This week there have been interesting instances of this when two of the groups needed to design tests to explore vocabulary and critical thinking. Neither of these tasks are straightforward, but I managed to give only rudimentary instructions and keep away, while letting those involved know that I am available, should they need "an extra pair of eyes". Lo and behold, they managed without me, and I'm sure we will discover a lot of interesting things when we look at the data they gathered. It's worth noting though that this was like a pilot or trial run with the main exploration / data gathering not taking place before mid-March. Knowing myself, I would have been a lot more anxious if this week had been the one and only chance of gathering specific data. We have a conference coming up in July, and there is the usual pressure to publish, so the data gathering methods will need to be well thought out and carefully designed.


Anastasiia Gubarenko
 

 

Hello, Richard, Seden, everyone! 😊 

 

It’s so interesting to read others’ comments and vision here. Thanks for sharing.

 

Directive or not directive?
It’s a good question. Since I don’t mentor exactly teachers right now, I always try to apply all my mentoring skills to my current students.

As my practice shows, some direct feedback, teaching or learning can create mostly counter effects. What I mean here is that we, people, are very fragile creatures, so are our students.

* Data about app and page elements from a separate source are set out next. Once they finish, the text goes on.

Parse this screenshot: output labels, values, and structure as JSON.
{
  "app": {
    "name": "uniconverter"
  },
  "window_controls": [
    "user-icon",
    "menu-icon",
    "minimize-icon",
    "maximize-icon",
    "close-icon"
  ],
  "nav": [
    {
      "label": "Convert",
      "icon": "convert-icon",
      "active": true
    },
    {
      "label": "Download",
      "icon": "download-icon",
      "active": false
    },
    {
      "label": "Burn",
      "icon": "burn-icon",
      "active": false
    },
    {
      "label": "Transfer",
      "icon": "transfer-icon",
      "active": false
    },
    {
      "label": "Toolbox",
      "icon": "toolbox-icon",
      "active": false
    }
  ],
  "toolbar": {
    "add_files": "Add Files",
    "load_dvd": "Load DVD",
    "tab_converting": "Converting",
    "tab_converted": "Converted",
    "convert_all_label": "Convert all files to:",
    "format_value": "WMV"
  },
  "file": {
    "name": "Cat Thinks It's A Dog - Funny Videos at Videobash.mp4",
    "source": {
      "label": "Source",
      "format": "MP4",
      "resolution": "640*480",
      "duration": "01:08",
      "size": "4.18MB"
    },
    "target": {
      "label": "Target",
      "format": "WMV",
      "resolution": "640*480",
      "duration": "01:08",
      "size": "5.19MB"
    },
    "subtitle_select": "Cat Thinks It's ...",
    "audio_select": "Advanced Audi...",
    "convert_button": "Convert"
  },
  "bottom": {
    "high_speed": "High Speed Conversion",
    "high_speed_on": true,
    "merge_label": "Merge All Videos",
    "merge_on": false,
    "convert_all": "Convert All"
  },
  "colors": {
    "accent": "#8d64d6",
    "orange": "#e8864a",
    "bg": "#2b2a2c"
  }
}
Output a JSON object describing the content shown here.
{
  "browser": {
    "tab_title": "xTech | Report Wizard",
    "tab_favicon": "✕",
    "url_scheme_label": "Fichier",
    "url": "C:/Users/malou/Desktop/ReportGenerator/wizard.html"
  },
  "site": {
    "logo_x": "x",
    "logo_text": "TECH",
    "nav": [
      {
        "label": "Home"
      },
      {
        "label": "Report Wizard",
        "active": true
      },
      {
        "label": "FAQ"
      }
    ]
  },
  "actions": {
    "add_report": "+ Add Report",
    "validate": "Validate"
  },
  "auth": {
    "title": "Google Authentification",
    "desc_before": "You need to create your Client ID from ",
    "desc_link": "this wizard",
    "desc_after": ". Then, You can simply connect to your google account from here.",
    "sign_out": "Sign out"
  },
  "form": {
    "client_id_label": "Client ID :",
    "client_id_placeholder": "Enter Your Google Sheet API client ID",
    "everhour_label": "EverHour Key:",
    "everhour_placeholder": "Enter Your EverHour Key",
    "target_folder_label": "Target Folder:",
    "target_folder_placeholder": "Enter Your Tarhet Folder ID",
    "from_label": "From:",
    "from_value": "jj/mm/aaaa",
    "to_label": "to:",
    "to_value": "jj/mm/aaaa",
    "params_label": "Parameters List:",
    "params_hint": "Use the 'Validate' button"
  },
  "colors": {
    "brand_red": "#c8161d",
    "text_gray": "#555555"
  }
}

Hence some direct instructions or solutions might be too straightforward (though I like straightforward talks without extra beautification), but our students might accept our words too personally and it will prevent them from perceiving our words in the right way. Hence I prefer a  dialogue (as I work 1-to-1 nowadays, even when I used to work offline and had big classes, but at the moment when I had to restore a nice rapport between me and students, I talked to each student individually, trying to understand their ‘pains’ more and it did work out!). The right-built dialogue with concept Questions (here I have to master my skills, of course, you never know which set of Questions will work better with this or that student). Anyway, this process reminds me of a meeting with a psychologist: while answering their Qs, people come to the solutions like on their own with the so-called magical push from a mentor’s side :).

Thank you, Richard, for food for thought. I’m definitely rethinking and systematizing my knowledge at the current moment in terms of Question construction and tailoring them to my teaching-learning situation.

Looking forward to our webinar!
Have a nice Saturday, everyone! 📖